Since 1993, minoxidil has been the most successful topical treatment for hair loss in both men and women, yet its exact mechanism of action remains unknown.
A 2004 review of minoxidil’s possible mechanisms of action (A.G. Messenger & J. Rundegren, 2004) suggests that the best evidence supports the idea that minoxidil causes hair follicles in the later phases of their resting phase (telogen) to shift prematurely into an active growth phase (anagen) sooner than they otherwise would; this causes rapid increase in hair growth. They also found good evidence that minoxidil works to thicken the hair by increasing hair diameter.
While minoxidil’s effects on other critical factors known to affect hair growth — such as cell proliferation, collagen synthesis, vascular endothelial growth factor and prostaglandin synthesis — remain uncertain, more recent research has found evidence that it may also suppress the androgen-androgen receptor responsible for androgenetic alopecia (Cheng-Lung Hsu, Jai-Shin Liu,An-Chi Lin, Chih-Hsun Yang, Wen-Hung Chung, & Wen-Guey Wu, 2014).

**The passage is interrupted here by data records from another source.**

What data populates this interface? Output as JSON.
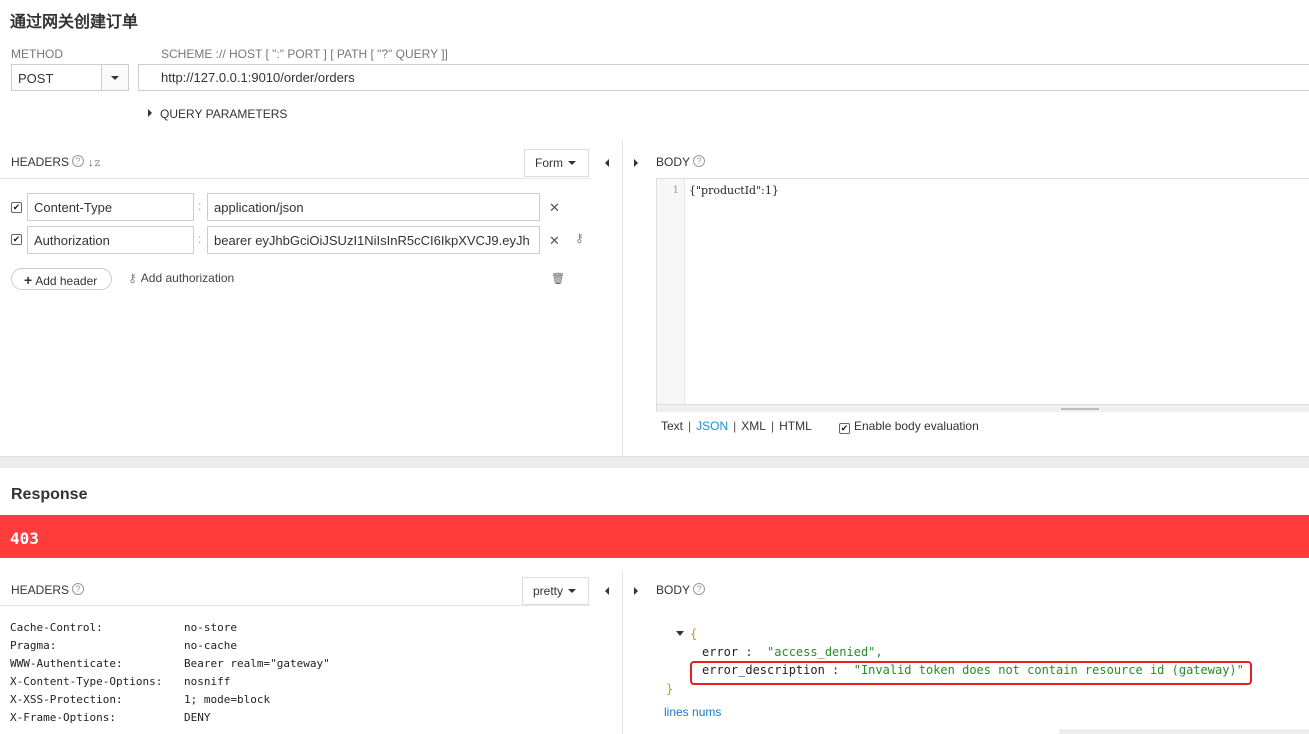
{
  "request": {
    "title": "通过网关创建订单",
    "method_label": "METHOD",
    "scheme_label": "SCHEME :// HOST [ \":\" PORT ] [ PATH [ \"?\" QUERY ]]",
    "method": "POST",
    "url": "http://127.0.0.1:9010/order/orders",
    "query_params_label": "QUERY PARAMETERS",
    "headers_label": "HEADERS",
    "headers_mode": "Form",
    "headers": [
      {
        "name": "Content-Type",
        "value": "application/json",
        "checked": true
      },
      {
        "name": "Authorization",
        "value": "bearer eyJhbGciOiJSUzI1NiIsInR5cCI6IkpXVCJ9.eyJh",
        "checked": true
      }
    ],
    "add_header_label": "Add header",
    "add_authorization_label": "Add authorization",
    "body_label": "BODY",
    "body_line_number": "1",
    "body_code": "{\"productId\":1}",
    "body_formats": [
      "Text",
      "JSON",
      "XML",
      "HTML"
    ],
    "body_format_active": "JSON",
    "body_eval_label": "Enable body evaluation"
  },
  "response": {
    "title": "Response",
    "status_code": "403",
    "status_color": "#ff3b3b",
    "headers_label": "HEADERS",
    "headers_mode": "pretty",
    "body_label": "BODY",
    "headers": [
      {
        "name": "Cache-Control:",
        "value": "no-store"
      },
      {
        "name": "Pragma:",
        "value": "no-cache"
      },
      {
        "name": "WWW-Authenticate:",
        "value": "Bearer realm=\"gateway\""
      },
      {
        "name": "X-Content-Type-Options:",
        "value": "nosniff"
      },
      {
        "name": "X-XSS-Protection:",
        "value": "1; mode=block"
      },
      {
        "name": "X-Frame-Options:",
        "value": "DENY"
      }
    ],
    "body": {
      "open_brace": "{",
      "close_brace": "}",
      "fields": [
        {
          "key": "error",
          "value": "\"access_denied\","
        },
        {
          "key": "error_description",
          "value": "\"Invalid token does not contain resource id (gateway)\""
        }
      ]
    },
    "lines_nums_label": "lines nums"
  }
}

Understanding minoxidil’s exact mechanism of action remains today an important line of research both for the development of better hair loss treatments and for a better understanding of the biology of hair growth.